Really, I didn't expect to sell many books, but gee, golly, gosh, here I am signing at Barnes and Noble, one of my favorite places on earth. After a friend told me they didn't have my book and I needed to go introduce myself, I did. The manager looked over the product, checked it on the computer, probably to see if the wholesaler carried it and if it was returnable. He cordially agreed to order a few copies for the "Local Author" table and asked if I want to participate in the group signing the next week. Well, yes!

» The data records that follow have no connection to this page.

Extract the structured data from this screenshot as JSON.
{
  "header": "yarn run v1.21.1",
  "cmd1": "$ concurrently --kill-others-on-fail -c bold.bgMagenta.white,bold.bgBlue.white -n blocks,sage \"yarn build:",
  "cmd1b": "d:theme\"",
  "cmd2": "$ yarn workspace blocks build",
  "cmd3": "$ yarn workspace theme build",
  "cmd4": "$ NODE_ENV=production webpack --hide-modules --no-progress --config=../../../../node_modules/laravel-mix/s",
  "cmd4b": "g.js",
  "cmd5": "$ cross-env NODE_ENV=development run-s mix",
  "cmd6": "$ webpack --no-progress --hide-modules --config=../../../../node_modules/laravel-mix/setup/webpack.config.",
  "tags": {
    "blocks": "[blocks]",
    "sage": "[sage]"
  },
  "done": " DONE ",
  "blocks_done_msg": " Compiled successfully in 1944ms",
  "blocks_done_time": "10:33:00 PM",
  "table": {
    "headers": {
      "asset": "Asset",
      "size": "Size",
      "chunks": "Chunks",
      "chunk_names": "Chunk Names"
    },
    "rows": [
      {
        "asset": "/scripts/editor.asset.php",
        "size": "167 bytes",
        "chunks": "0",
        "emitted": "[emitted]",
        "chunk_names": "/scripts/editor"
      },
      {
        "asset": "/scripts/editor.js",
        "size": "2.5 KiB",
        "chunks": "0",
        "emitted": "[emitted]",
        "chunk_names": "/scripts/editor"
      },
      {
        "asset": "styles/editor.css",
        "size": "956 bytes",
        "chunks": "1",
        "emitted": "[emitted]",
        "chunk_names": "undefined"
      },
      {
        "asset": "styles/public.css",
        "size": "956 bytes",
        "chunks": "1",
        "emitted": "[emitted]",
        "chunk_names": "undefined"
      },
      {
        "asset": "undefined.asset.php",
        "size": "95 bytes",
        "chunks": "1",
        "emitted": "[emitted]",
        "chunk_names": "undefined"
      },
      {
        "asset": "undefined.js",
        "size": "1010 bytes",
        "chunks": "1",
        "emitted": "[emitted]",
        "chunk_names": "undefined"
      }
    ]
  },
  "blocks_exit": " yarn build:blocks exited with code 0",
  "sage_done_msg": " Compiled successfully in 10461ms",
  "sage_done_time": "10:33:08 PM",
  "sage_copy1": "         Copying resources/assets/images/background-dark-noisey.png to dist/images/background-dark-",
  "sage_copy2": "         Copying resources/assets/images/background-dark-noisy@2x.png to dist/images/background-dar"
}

So, I donned my football jersey again and had free foam football giveaways to go with the book in keeping with the Goals for a Sinner theme. I set up my post among the other e-pubbed and self-pubbed. The Civil War books and cookbooks (free samples given) sold like hotcakes. The young man with a children's book sitting next to me must have been related to half the parish because he had a line waiting. I sold five copies to friends. My target was six. Not too disappointed. I know how these things go. I did do better than the two women with poetry and memoir offerings. And enough folks chatted with me to keep me from being bored. It was an okay experience, and I was excited to have my book in one Barnes and Noble. A caveat, since we had to bring our own books and B and N takes a 40% cut of sales, I probably made only pennies that night. Exposure is important, I tell myself.

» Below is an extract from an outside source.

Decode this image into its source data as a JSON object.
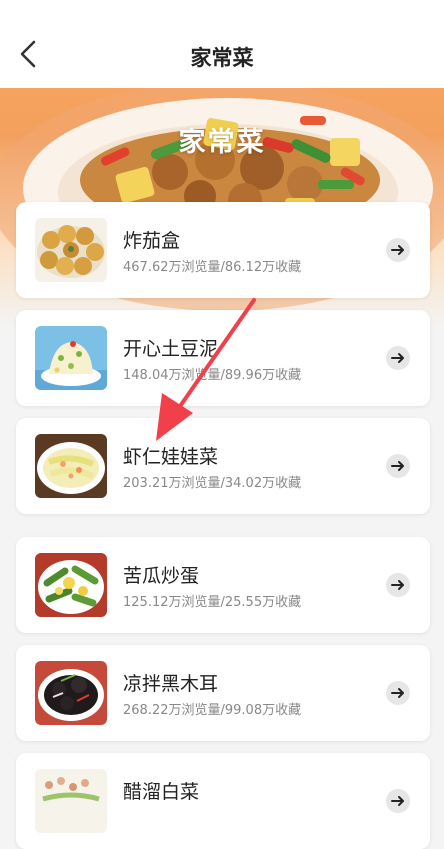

Checking my e-mail the next day, I get a letter from the publisher who contracted the sequel warning me not to deal with Barnes and Noble. Too many returns, no enough profit. Mea culpa. Too late now.